In an post on Poynter Online’s E-Media Tidbits Friday, Paul Bradshaw discusses a situation where the subject of an e-mail interview wanted to publish the full text of the exchange in a blog, but the journalist who conducted the epistolary interview objected. Bradshaw’s piece, and the comments on it, deal primarily with questions of journalistic practices and ethics, but I wonder about the legal aspects.
As a matter of long-established law the writer of a letter holds the copyright to the content (anything you write is automatically protected by copyright, though formal registration is a useful step if you ever have to defend the right.) Since copyright extends to electronic media, emails are clearly the property of the author.
But the parallel between mail on paper and email breaks down quickly. Most email software, by default, appends the original message to any response, so any sort of email exchange quickly becomes the work of two or more authors. Who owns the rights to this hybrid? If I am interviewed by email, do I need the permission of the interviewer to publish the transcript? Can I publish the answers without the questions? Can I paraphrase the questions in my own words?

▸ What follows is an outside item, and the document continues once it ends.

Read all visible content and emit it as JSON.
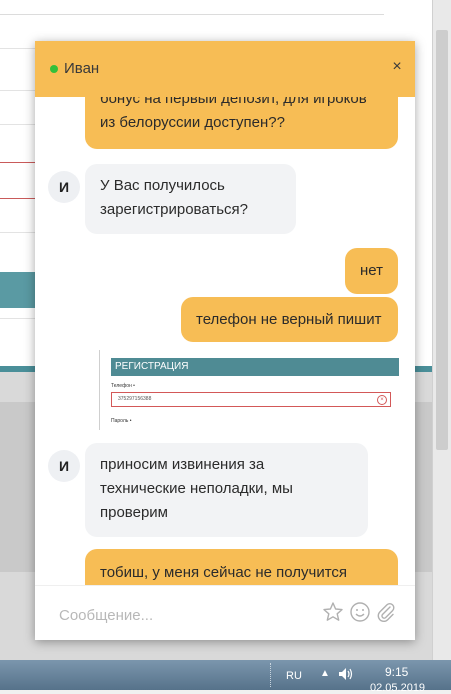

If there is any case law on this subject, I haven’t seen it. Does anyone out there know if courts have weighed in on the question?